### WORK INSTRUCTION:
Search the records that follow and extract every line containing the string "yuan".

[[ EXCERPTED DATA, beginning ]]

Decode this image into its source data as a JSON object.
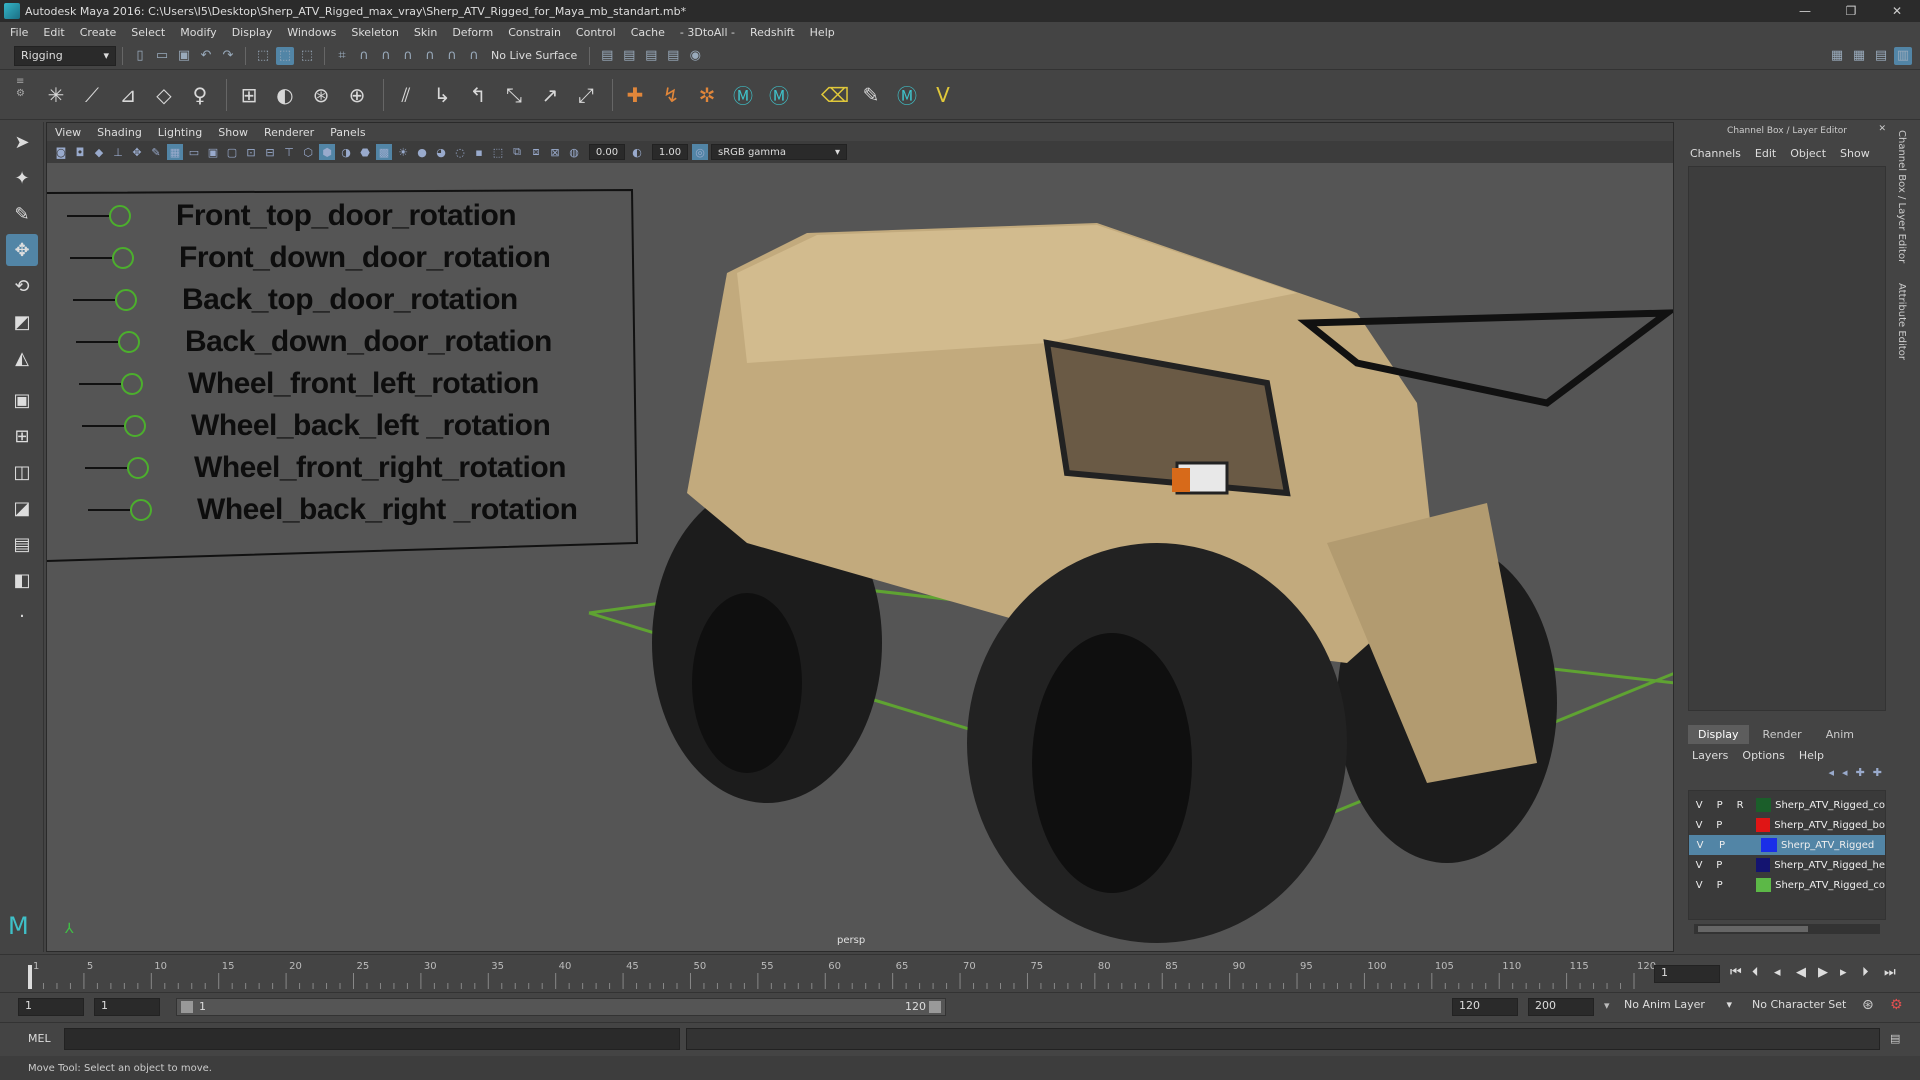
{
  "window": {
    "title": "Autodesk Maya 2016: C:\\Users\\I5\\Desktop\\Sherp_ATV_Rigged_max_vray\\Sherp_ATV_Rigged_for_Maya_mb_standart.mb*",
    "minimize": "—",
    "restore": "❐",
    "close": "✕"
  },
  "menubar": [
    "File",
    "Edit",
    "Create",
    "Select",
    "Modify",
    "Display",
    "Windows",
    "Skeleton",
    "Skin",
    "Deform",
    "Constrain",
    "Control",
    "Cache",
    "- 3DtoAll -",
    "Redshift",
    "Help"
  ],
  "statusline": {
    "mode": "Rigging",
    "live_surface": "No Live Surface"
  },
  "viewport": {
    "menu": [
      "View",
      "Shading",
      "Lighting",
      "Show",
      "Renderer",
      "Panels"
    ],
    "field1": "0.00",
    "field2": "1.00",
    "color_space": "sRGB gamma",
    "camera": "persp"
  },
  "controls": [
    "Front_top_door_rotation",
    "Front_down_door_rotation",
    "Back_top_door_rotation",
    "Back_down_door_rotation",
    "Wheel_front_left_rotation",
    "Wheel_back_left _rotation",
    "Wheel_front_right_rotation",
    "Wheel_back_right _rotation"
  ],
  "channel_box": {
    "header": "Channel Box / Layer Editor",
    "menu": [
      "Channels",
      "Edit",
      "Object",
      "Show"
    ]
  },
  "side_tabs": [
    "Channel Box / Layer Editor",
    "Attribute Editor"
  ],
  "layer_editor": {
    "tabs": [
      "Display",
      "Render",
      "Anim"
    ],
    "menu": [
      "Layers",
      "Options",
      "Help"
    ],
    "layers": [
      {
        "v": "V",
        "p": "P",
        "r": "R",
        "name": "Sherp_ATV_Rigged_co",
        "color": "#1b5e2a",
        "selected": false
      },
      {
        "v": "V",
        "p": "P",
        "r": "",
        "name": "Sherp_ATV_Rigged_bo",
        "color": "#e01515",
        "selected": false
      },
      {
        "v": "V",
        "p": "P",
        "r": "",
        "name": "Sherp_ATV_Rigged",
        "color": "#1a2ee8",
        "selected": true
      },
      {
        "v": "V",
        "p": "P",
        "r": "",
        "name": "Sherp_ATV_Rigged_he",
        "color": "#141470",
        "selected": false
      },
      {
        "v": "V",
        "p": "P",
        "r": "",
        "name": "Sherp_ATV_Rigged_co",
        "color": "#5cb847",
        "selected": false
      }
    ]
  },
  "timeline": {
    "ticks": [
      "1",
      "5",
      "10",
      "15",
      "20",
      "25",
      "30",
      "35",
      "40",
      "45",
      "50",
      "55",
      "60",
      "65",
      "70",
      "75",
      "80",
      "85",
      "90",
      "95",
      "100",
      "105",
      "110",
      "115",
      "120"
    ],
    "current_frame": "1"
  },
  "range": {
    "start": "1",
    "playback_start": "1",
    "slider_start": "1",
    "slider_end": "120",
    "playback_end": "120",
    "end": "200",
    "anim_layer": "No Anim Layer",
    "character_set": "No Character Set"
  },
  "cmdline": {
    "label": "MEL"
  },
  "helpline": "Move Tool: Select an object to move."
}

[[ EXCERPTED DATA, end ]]
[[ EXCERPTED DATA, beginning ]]

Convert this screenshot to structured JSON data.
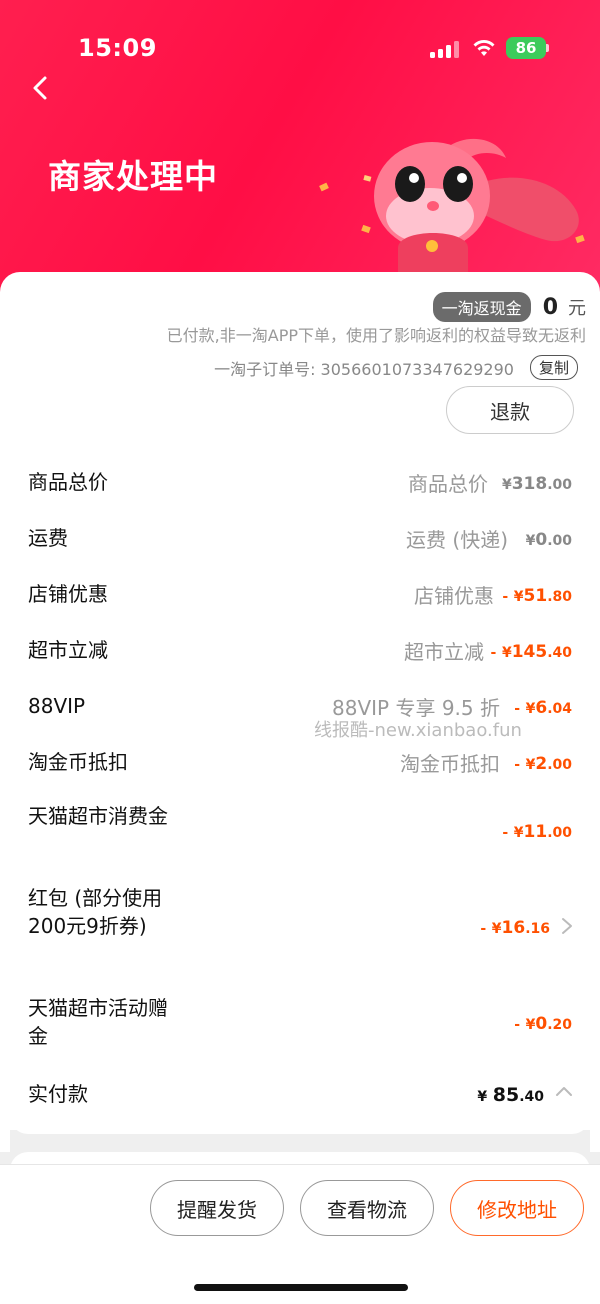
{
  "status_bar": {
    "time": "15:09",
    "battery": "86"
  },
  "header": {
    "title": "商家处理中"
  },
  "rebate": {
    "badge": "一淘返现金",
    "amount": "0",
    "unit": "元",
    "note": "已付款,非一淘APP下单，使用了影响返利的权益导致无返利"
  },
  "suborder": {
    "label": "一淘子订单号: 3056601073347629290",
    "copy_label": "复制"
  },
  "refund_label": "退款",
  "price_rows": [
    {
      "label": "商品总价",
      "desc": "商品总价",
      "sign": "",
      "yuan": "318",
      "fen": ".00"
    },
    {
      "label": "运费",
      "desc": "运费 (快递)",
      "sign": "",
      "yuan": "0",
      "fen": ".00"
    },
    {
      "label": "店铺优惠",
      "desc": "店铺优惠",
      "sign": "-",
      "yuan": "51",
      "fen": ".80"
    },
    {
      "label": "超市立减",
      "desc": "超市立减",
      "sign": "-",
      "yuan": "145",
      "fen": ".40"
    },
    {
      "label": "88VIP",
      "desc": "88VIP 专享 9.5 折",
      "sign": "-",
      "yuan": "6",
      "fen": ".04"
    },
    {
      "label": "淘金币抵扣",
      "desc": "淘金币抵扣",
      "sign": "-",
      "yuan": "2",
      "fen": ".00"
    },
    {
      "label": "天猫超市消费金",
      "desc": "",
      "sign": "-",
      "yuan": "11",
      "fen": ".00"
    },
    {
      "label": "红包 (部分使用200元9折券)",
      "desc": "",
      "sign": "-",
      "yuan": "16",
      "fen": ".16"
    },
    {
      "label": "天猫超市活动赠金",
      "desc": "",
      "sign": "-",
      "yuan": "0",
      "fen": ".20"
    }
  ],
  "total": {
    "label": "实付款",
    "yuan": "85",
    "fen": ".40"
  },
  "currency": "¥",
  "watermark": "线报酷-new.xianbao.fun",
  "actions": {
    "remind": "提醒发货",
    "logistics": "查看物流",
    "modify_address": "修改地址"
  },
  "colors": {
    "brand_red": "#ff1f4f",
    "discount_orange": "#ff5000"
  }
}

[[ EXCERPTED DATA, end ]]

### TASK SOLUTION:
      "yuan": "318",
      "yuan": "0",
      "yuan": "51",
      "yuan": "145",
      "yuan": "6",
      "yuan": "2",
      "yuan": "11",
      "yuan": "16",
      "yuan": "0",
    "yuan": "85",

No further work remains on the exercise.